Wherever a line below holds the word "registro", copy that line.

DATASET EXTRACT section start

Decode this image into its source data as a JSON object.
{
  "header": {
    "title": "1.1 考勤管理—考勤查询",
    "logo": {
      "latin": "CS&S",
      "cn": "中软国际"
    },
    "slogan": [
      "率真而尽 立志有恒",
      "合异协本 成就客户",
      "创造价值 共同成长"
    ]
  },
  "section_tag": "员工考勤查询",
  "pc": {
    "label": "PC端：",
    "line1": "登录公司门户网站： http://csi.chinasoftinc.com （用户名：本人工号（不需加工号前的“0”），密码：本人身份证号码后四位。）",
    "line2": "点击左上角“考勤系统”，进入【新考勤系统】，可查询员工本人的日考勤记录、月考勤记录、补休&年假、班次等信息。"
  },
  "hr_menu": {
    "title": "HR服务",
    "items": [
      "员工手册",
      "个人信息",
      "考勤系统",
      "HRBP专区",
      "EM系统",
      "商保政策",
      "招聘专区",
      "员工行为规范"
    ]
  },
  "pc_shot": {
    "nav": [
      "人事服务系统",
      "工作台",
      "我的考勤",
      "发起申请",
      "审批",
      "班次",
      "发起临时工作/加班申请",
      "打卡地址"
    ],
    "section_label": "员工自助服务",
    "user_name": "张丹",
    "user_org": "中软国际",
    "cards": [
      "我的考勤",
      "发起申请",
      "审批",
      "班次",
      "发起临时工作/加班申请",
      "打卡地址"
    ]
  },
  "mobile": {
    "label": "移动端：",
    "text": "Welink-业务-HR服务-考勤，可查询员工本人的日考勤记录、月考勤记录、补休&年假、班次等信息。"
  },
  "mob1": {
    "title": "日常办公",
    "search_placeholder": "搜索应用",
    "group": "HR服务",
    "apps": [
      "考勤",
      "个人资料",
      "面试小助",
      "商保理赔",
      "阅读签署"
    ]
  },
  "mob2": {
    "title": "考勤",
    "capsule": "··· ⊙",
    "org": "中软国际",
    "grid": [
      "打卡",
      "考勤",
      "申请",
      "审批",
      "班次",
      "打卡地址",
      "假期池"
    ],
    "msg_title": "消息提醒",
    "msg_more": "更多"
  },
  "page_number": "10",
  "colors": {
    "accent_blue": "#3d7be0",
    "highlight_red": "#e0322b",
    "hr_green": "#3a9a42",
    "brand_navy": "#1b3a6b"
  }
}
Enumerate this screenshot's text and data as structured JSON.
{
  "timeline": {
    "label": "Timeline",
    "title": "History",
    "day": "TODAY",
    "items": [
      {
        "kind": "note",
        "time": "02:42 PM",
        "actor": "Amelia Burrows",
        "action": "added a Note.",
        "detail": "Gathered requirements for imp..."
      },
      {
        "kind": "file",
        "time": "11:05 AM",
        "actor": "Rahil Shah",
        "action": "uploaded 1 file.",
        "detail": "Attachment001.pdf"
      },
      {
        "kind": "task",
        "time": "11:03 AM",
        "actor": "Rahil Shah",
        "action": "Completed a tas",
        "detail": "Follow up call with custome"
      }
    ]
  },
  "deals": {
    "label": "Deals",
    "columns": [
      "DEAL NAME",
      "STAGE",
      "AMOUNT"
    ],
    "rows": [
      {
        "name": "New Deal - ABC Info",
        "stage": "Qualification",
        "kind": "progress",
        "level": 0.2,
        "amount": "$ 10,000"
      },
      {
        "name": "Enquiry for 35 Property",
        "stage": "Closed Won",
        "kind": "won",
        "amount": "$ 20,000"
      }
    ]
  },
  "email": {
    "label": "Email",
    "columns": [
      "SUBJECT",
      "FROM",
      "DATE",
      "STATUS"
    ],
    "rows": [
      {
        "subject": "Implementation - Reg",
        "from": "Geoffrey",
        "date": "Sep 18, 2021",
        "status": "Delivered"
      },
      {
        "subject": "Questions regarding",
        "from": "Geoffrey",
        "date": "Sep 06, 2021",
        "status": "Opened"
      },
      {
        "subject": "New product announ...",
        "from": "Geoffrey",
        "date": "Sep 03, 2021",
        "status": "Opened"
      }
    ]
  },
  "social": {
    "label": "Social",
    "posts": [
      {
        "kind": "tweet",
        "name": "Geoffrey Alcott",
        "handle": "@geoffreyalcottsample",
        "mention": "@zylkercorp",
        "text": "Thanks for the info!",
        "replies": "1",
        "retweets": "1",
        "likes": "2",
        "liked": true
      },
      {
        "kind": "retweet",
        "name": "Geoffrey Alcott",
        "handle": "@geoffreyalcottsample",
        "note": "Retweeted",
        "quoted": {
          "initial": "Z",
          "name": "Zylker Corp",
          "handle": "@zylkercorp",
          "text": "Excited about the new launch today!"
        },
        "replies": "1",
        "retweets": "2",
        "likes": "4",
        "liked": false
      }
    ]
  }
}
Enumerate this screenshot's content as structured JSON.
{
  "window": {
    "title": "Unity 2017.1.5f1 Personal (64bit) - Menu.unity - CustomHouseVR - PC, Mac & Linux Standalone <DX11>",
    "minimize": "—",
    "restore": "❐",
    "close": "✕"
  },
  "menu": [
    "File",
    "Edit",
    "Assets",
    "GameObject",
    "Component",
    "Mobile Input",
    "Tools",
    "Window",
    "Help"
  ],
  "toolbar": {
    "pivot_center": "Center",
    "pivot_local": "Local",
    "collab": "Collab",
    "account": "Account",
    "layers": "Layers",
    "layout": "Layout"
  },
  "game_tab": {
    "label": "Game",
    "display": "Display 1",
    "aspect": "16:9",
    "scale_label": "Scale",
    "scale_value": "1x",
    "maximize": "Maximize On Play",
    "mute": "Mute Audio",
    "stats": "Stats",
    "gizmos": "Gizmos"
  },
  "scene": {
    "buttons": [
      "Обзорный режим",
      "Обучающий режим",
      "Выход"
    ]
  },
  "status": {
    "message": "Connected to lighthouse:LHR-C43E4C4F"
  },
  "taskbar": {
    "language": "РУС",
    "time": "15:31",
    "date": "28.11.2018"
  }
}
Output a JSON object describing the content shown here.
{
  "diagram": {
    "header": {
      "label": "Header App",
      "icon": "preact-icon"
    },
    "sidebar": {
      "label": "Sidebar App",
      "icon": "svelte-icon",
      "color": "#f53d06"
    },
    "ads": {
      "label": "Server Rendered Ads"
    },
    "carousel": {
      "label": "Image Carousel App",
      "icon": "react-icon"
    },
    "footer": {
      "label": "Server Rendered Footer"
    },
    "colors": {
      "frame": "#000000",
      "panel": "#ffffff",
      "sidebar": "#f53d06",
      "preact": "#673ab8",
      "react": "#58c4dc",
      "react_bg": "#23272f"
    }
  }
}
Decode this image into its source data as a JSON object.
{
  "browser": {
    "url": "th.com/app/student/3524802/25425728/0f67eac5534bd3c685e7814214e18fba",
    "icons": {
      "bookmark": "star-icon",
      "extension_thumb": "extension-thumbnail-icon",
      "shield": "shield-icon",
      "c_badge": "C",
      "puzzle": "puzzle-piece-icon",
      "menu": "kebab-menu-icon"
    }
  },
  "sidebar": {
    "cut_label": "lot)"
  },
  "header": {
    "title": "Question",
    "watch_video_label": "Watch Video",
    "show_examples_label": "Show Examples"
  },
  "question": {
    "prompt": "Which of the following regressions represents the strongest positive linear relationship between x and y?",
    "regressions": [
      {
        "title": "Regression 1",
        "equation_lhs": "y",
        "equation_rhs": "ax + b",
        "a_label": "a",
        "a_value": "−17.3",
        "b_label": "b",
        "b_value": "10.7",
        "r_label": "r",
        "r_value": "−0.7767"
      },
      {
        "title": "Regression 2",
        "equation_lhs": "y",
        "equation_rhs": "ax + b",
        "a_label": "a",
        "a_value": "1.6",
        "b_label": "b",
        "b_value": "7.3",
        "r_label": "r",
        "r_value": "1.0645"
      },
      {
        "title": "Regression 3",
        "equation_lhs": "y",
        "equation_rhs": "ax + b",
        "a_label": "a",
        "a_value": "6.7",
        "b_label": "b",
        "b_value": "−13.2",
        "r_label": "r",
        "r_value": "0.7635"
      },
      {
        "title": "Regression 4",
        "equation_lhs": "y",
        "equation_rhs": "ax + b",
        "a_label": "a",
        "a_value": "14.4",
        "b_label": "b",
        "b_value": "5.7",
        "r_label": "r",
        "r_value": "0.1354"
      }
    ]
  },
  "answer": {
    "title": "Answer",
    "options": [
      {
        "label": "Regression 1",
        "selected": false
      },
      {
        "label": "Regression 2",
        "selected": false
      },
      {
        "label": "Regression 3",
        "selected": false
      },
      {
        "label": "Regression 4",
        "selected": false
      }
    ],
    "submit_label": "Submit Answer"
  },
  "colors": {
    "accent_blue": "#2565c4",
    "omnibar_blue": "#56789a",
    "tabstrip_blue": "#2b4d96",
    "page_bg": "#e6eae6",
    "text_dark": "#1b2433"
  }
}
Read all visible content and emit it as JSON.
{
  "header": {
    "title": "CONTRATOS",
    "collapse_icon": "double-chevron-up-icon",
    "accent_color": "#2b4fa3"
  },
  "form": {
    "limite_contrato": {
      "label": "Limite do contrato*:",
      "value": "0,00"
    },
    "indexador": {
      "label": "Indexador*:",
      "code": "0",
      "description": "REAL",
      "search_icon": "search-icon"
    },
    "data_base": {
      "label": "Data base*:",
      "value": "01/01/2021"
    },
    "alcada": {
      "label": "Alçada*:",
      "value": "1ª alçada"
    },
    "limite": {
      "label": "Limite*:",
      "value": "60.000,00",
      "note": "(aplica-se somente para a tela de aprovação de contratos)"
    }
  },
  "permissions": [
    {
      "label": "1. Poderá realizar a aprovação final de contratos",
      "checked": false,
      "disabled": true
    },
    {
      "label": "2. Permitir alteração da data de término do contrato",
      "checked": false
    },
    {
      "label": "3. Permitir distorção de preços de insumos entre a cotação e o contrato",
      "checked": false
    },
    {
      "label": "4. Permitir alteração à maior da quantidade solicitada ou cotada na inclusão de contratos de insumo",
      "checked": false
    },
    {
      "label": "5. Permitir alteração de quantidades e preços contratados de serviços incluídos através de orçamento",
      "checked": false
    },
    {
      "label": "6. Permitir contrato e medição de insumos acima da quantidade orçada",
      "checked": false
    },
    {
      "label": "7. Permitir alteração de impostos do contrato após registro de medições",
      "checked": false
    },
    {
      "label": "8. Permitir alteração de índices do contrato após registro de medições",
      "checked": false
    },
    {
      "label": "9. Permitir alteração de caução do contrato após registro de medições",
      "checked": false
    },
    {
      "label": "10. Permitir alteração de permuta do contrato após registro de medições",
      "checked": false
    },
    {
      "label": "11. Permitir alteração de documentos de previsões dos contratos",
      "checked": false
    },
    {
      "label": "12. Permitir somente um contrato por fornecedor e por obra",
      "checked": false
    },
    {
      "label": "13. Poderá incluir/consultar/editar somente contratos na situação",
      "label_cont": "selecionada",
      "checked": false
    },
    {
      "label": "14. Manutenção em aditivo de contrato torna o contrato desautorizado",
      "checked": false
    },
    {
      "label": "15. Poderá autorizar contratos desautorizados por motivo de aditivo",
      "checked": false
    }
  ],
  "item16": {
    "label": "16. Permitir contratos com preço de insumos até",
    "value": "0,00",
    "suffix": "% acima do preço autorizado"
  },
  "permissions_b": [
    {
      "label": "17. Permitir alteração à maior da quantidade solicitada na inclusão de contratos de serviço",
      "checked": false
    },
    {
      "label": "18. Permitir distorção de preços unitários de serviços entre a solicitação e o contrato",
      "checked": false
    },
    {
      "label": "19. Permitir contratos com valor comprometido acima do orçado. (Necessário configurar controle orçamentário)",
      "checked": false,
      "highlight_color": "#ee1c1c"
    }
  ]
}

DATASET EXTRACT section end

* TASK ANSWER *
      "label": "7. Permitir alteração de impostos do contrato após registro de medições",
      "label": "8. Permitir alteração de índices do contrato após registro de medições",
      "label": "9. Permitir alteração de caução do contrato após registro de medições",
      "label": "10. Permitir alteração de permuta do contrato após registro de medições",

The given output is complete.